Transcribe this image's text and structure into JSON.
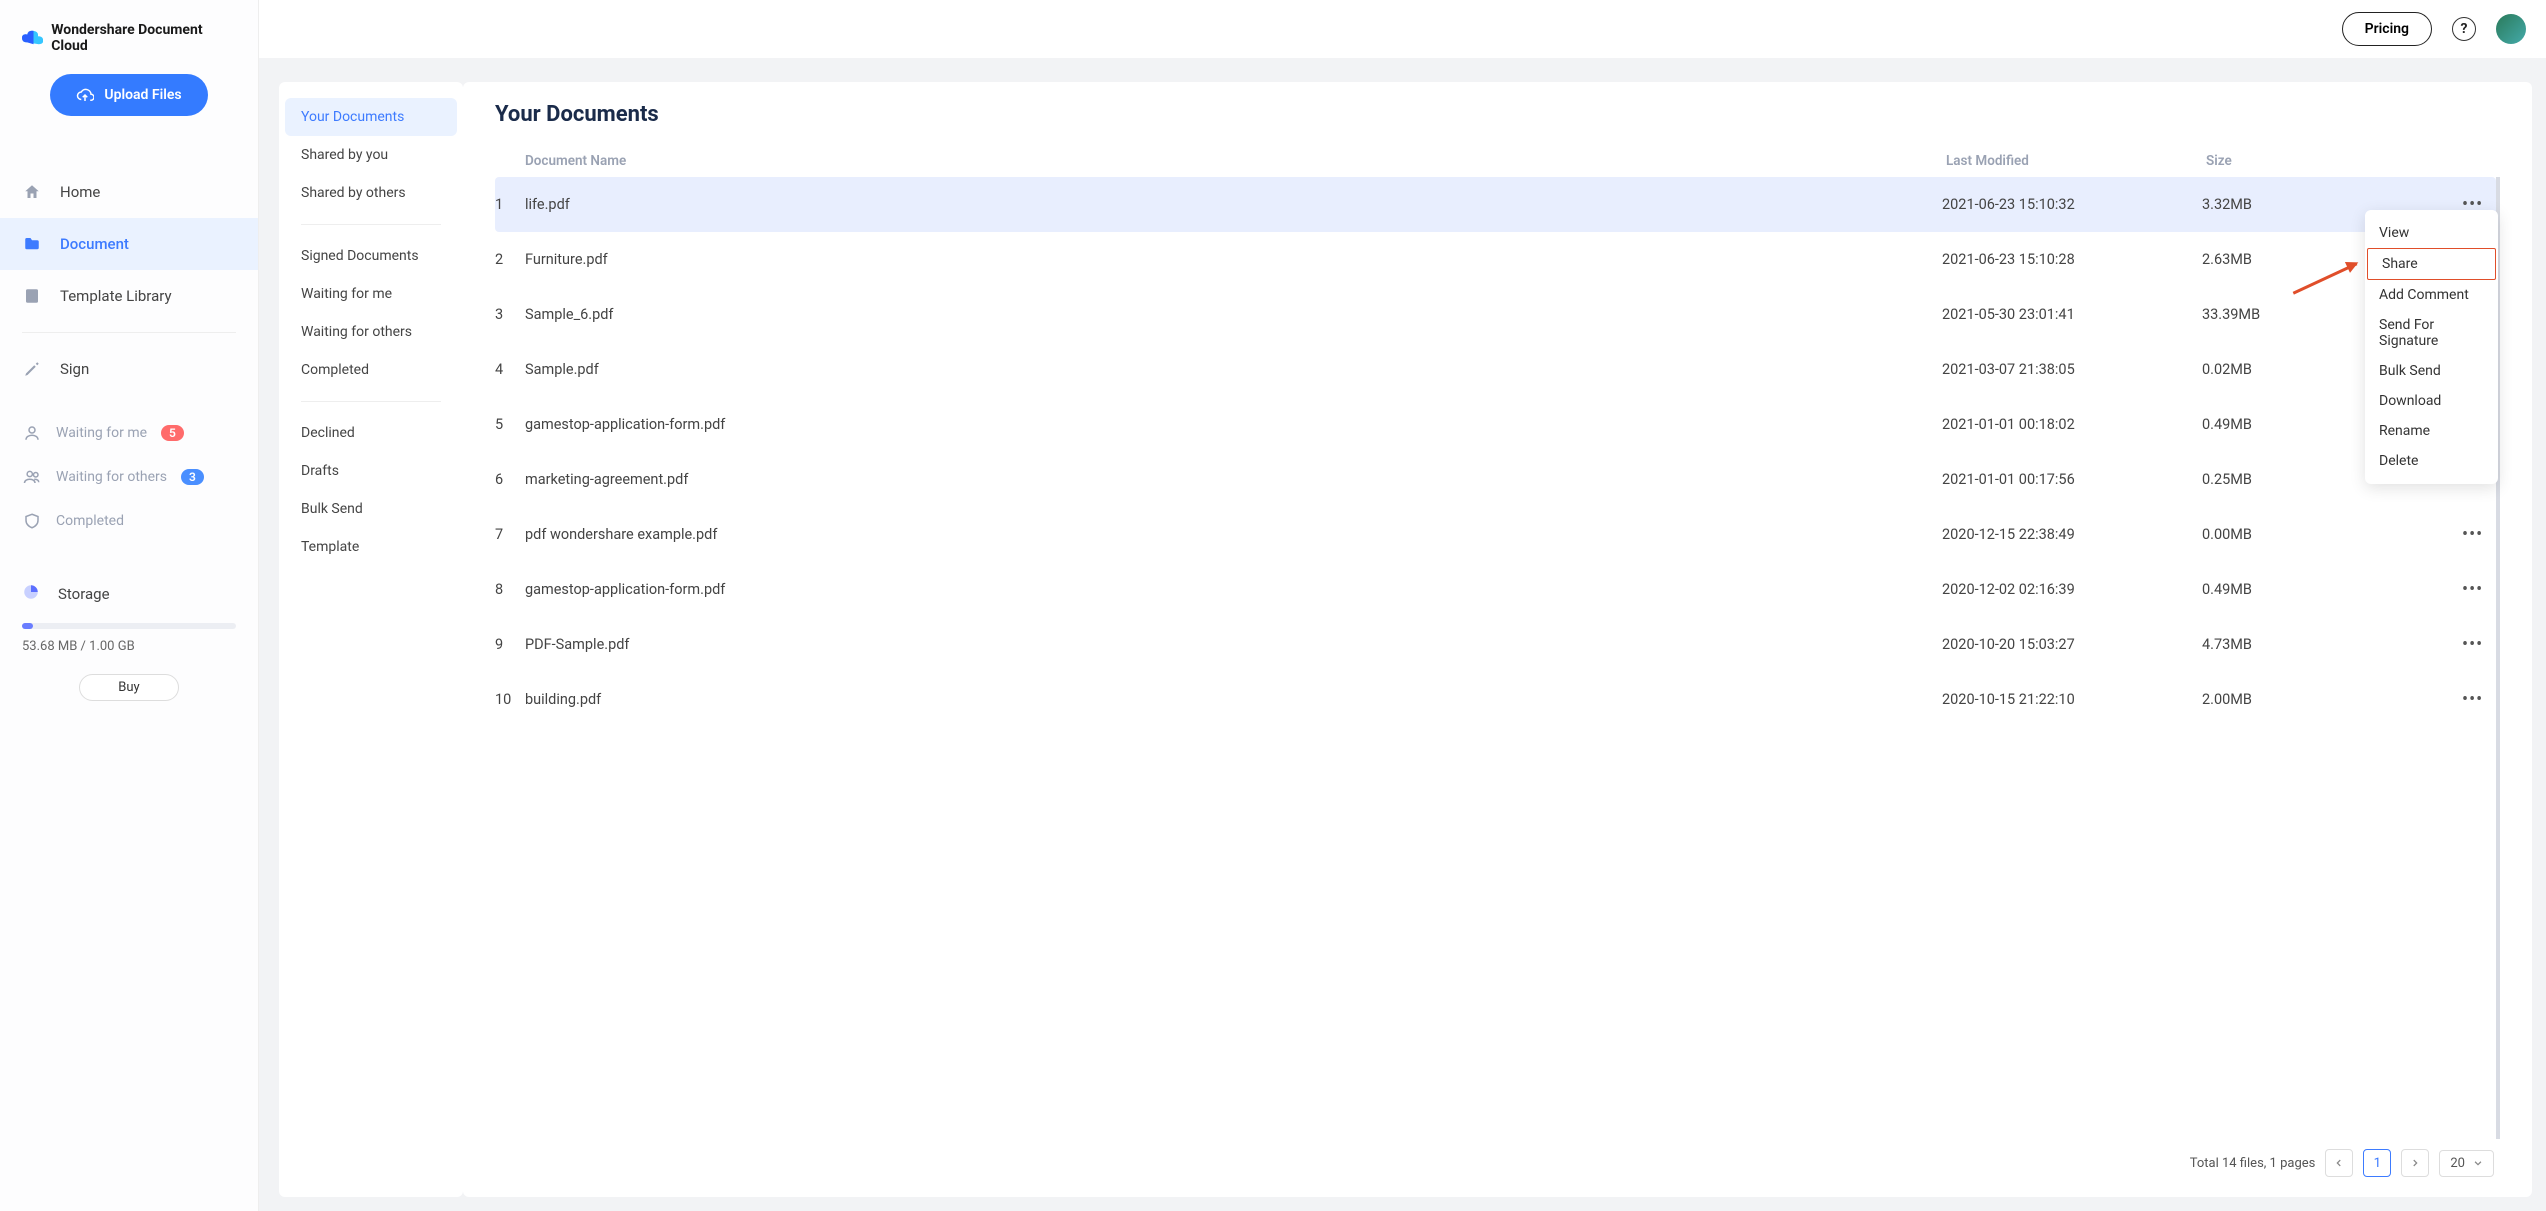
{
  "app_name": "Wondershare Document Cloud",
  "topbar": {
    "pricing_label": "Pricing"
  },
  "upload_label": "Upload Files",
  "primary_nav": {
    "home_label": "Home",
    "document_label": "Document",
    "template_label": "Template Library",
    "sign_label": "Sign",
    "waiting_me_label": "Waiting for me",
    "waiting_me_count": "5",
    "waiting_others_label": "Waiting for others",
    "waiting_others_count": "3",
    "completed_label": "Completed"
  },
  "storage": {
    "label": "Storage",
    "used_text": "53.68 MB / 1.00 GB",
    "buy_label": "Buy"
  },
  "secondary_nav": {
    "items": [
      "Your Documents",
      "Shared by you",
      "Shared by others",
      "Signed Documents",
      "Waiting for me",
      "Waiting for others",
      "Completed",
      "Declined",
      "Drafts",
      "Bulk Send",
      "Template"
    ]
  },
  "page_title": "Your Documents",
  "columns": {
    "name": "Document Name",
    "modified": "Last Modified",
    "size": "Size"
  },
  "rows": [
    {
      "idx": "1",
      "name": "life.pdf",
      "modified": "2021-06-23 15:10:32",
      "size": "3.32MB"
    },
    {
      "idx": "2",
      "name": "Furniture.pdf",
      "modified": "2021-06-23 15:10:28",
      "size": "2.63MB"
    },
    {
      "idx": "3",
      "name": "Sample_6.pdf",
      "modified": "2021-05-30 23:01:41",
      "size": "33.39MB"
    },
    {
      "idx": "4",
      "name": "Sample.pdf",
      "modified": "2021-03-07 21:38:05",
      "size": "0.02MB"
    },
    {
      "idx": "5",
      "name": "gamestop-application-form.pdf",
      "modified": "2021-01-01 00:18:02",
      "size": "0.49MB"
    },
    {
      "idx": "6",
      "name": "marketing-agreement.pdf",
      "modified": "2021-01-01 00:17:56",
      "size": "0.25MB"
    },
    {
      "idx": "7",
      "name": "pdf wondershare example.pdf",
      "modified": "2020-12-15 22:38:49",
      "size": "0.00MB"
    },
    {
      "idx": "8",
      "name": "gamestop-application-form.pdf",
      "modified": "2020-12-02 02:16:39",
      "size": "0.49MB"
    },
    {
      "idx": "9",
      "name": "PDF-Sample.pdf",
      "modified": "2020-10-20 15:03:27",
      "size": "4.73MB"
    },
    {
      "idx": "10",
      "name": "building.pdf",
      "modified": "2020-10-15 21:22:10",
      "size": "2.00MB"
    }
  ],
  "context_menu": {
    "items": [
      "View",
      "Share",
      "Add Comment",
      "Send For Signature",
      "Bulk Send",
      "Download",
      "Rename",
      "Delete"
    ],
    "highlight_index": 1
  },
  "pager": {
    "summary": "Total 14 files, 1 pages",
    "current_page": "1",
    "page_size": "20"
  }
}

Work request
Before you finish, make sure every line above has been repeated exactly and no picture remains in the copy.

Solution for this task
Transcribe this image's text and structure into JSON.
{
  "app_name": "Wondershare Document Cloud",
  "topbar": {
    "pricing_label": "Pricing"
  },
  "upload_label": "Upload Files",
  "primary_nav": {
    "home_label": "Home",
    "document_label": "Document",
    "template_label": "Template Library",
    "sign_label": "Sign",
    "waiting_me_label": "Waiting for me",
    "waiting_me_count": "5",
    "waiting_others_label": "Waiting for others",
    "waiting_others_count": "3",
    "completed_label": "Completed"
  },
  "storage": {
    "label": "Storage",
    "used_text": "53.68 MB / 1.00 GB",
    "buy_label": "Buy"
  },
  "secondary_nav": {
    "items": [
      "Your Documents",
      "Shared by you",
      "Shared by others",
      "Signed Documents",
      "Waiting for me",
      "Waiting for others",
      "Completed",
      "Declined",
      "Drafts",
      "Bulk Send",
      "Template"
    ]
  },
  "page_title": "Your Documents",
  "columns": {
    "name": "Document Name",
    "modified": "Last Modified",
    "size": "Size"
  },
  "rows": [
    {
      "idx": "1",
      "name": "life.pdf",
      "modified": "2021-06-23 15:10:32",
      "size": "3.32MB"
    },
    {
      "idx": "2",
      "name": "Furniture.pdf",
      "modified": "2021-06-23 15:10:28",
      "size": "2.63MB"
    },
    {
      "idx": "3",
      "name": "Sample_6.pdf",
      "modified": "2021-05-30 23:01:41",
      "size": "33.39MB"
    },
    {
      "idx": "4",
      "name": "Sample.pdf",
      "modified": "2021-03-07 21:38:05",
      "size": "0.02MB"
    },
    {
      "idx": "5",
      "name": "gamestop-application-form.pdf",
      "modified": "2021-01-01 00:18:02",
      "size": "0.49MB"
    },
    {
      "idx": "6",
      "name": "marketing-agreement.pdf",
      "modified": "2021-01-01 00:17:56",
      "size": "0.25MB"
    },
    {
      "idx": "7",
      "name": "pdf wondershare example.pdf",
      "modified": "2020-12-15 22:38:49",
      "size": "0.00MB"
    },
    {
      "idx": "8",
      "name": "gamestop-application-form.pdf",
      "modified": "2020-12-02 02:16:39",
      "size": "0.49MB"
    },
    {
      "idx": "9",
      "name": "PDF-Sample.pdf",
      "modified": "2020-10-20 15:03:27",
      "size": "4.73MB"
    },
    {
      "idx": "10",
      "name": "building.pdf",
      "modified": "2020-10-15 21:22:10",
      "size": "2.00MB"
    }
  ],
  "context_menu": {
    "items": [
      "View",
      "Share",
      "Add Comment",
      "Send For Signature",
      "Bulk Send",
      "Download",
      "Rename",
      "Delete"
    ],
    "highlight_index": 1
  },
  "pager": {
    "summary": "Total 14 files, 1 pages",
    "current_page": "1",
    "page_size": "20"
  }
}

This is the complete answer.